[Opening Extracted data section]

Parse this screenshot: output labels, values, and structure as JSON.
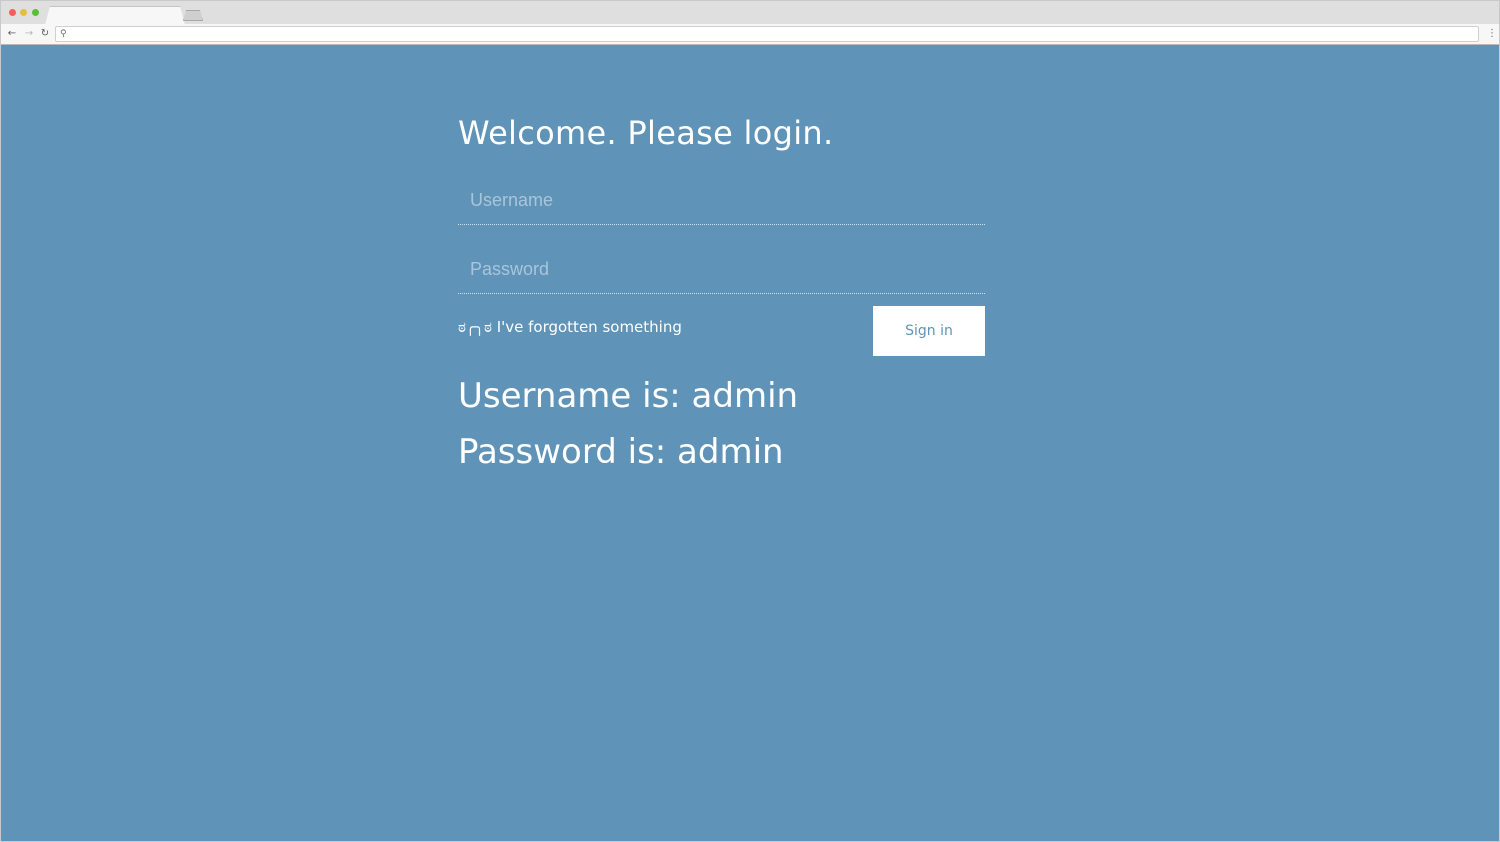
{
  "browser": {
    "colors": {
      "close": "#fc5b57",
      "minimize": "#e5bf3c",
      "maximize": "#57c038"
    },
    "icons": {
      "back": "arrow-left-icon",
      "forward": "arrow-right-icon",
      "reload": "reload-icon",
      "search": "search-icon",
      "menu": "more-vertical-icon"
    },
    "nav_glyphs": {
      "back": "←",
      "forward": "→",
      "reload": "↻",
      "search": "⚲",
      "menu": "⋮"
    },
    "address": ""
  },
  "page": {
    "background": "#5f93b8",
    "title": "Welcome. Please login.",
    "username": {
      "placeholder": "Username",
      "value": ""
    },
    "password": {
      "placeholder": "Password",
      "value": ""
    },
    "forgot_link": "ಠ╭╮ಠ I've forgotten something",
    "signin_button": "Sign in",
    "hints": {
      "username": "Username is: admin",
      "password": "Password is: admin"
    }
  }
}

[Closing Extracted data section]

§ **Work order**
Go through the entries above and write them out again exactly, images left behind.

§ **Task output**
Parse this screenshot: output labels, values, and structure as JSON.
{
  "browser": {
    "colors": {
      "close": "#fc5b57",
      "minimize": "#e5bf3c",
      "maximize": "#57c038"
    },
    "icons": {
      "back": "arrow-left-icon",
      "forward": "arrow-right-icon",
      "reload": "reload-icon",
      "search": "search-icon",
      "menu": "more-vertical-icon"
    },
    "nav_glyphs": {
      "back": "←",
      "forward": "→",
      "reload": "↻",
      "search": "⚲",
      "menu": "⋮"
    },
    "address": ""
  },
  "page": {
    "background": "#5f93b8",
    "title": "Welcome. Please login.",
    "username": {
      "placeholder": "Username",
      "value": ""
    },
    "password": {
      "placeholder": "Password",
      "value": ""
    },
    "forgot_link": "ಠ╭╮ಠ I've forgotten something",
    "signin_button": "Sign in",
    "hints": {
      "username": "Username is: admin",
      "password": "Password is: admin"
    }
  }
}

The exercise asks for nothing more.